● Problem details:
The response must consist of all the records, retyped exactly.
○ ○ ○ ○ ○ ○ ○
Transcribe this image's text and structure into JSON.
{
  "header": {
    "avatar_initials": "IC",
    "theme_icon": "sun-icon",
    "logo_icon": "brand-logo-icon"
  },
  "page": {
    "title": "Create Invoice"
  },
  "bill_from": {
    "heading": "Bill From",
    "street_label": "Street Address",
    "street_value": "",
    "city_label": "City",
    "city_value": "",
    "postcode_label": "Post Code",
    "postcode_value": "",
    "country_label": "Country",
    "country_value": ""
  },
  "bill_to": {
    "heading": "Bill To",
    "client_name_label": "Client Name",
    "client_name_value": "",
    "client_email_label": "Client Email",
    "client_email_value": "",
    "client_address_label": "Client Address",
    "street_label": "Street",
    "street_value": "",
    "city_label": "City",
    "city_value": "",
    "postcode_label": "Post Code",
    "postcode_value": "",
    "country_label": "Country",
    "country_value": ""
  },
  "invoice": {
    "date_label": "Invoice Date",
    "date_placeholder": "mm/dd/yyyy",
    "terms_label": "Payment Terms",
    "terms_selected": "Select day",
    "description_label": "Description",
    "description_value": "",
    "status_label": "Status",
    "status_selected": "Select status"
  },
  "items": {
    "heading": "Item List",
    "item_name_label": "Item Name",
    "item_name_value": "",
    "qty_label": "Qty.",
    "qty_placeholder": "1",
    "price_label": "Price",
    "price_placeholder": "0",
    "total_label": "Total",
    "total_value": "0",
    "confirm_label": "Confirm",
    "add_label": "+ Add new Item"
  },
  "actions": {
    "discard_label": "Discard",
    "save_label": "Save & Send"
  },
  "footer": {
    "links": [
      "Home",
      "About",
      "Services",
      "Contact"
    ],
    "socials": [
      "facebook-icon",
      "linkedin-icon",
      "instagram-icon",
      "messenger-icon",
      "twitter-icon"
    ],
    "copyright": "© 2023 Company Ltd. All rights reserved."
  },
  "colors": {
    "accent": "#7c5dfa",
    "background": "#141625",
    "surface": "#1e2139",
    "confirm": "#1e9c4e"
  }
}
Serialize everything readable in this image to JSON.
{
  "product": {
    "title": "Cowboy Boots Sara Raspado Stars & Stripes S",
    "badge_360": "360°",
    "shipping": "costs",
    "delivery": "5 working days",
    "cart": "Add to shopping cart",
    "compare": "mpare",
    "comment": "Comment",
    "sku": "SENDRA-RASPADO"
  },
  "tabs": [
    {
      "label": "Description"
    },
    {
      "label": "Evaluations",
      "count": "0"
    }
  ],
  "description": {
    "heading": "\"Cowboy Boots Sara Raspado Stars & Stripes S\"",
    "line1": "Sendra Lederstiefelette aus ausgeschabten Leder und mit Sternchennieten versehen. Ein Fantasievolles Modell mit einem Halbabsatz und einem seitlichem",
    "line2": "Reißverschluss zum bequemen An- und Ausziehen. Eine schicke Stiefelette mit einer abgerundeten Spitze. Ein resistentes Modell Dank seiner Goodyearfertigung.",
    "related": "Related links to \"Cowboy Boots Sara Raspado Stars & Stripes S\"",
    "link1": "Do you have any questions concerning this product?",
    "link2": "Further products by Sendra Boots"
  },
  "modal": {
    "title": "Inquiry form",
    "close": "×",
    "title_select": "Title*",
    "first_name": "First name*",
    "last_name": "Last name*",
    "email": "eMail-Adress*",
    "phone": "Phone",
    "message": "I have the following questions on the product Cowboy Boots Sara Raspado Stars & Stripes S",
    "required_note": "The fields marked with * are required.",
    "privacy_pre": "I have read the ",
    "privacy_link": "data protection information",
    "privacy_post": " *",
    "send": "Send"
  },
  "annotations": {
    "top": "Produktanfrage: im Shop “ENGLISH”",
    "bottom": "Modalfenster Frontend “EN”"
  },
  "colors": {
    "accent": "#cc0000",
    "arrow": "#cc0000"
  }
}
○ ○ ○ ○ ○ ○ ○
● Response to the exercise:
Transcribe this image's text and structure into JSON.
{
  "header": {
    "avatar_initials": "IC",
    "theme_icon": "sun-icon",
    "logo_icon": "brand-logo-icon"
  },
  "page": {
    "title": "Create Invoice"
  },
  "bill_from": {
    "heading": "Bill From",
    "street_label": "Street Address",
    "street_value": "",
    "city_label": "City",
    "city_value": "",
    "postcode_label": "Post Code",
    "postcode_value": "",
    "country_label": "Country",
    "country_value": ""
  },
  "bill_to": {
    "heading": "Bill To",
    "client_name_label": "Client Name",
    "client_name_value": "",
    "client_email_label": "Client Email",
    "client_email_value": "",
    "client_address_label": "Client Address",
    "street_label": "Street",
    "street_value": "",
    "city_label": "City",
    "city_value": "",
    "postcode_label": "Post Code",
    "postcode_value": "",
    "country_label": "Country",
    "country_value": ""
  },
  "invoice": {
    "date_label": "Invoice Date",
    "date_placeholder": "mm/dd/yyyy",
    "terms_label": "Payment Terms",
    "terms_selected": "Select day",
    "description_label": "Description",
    "description_value": "",
    "status_label": "Status",
    "status_selected": "Select status"
  },
  "items": {
    "heading": "Item List",
    "item_name_label": "Item Name",
    "item_name_value": "",
    "qty_label": "Qty.",
    "qty_placeholder": "1",
    "price_label": "Price",
    "price_placeholder": "0",
    "total_label": "Total",
    "total_value": "0",
    "confirm_label": "Confirm",
    "add_label": "+ Add new Item"
  },
  "actions": {
    "discard_label": "Discard",
    "save_label": "Save & Send"
  },
  "footer": {
    "links": [
      "Home",
      "About",
      "Services",
      "Contact"
    ],
    "socials": [
      "facebook-icon",
      "linkedin-icon",
      "instagram-icon",
      "messenger-icon",
      "twitter-icon"
    ],
    "copyright": "© 2023 Company Ltd. All rights reserved."
  },
  "colors": {
    "accent": "#7c5dfa",
    "background": "#141625",
    "surface": "#1e2139",
    "confirm": "#1e9c4e"
  }
}
Serialize everything readable in this image to JSON.
{
  "product": {
    "title": "Cowboy Boots Sara Raspado Stars & Stripes S",
    "badge_360": "360°",
    "shipping": "costs",
    "delivery": "5 working days",
    "cart": "Add to shopping cart",
    "compare": "mpare",
    "comment": "Comment",
    "sku": "SENDRA-RASPADO"
  },
  "tabs": [
    {
      "label": "Description"
    },
    {
      "label": "Evaluations",
      "count": "0"
    }
  ],
  "description": {
    "heading": "\"Cowboy Boots Sara Raspado Stars & Stripes S\"",
    "line1": "Sendra Lederstiefelette aus ausgeschabten Leder und mit Sternchennieten versehen. Ein Fantasievolles Modell mit einem Halbabsatz und einem seitlichem",
    "line2": "Reißverschluss zum bequemen An- und Ausziehen. Eine schicke Stiefelette mit einer abgerundeten Spitze. Ein resistentes Modell Dank seiner Goodyearfertigung.",
    "related": "Related links to \"Cowboy Boots Sara Raspado Stars & Stripes S\"",
    "link1": "Do you have any questions concerning this product?",
    "link2": "Further products by Sendra Boots"
  },
  "modal": {
    "title": "Inquiry form",
    "close": "×",
    "title_select": "Title*",
    "first_name": "First name*",
    "last_name": "Last name*",
    "email": "eMail-Adress*",
    "phone": "Phone",
    "message": "I have the following questions on the product Cowboy Boots Sara Raspado Stars & Stripes S",
    "required_note": "The fields marked with * are required.",
    "privacy_pre": "I have read the ",
    "privacy_link": "data protection information",
    "privacy_post": " *",
    "send": "Send"
  },
  "annotations": {
    "top": "Produktanfrage: im Shop “ENGLISH”",
    "bottom": "Modalfenster Frontend “EN”"
  },
  "colors": {
    "accent": "#cc0000",
    "arrow": "#cc0000"
  }
}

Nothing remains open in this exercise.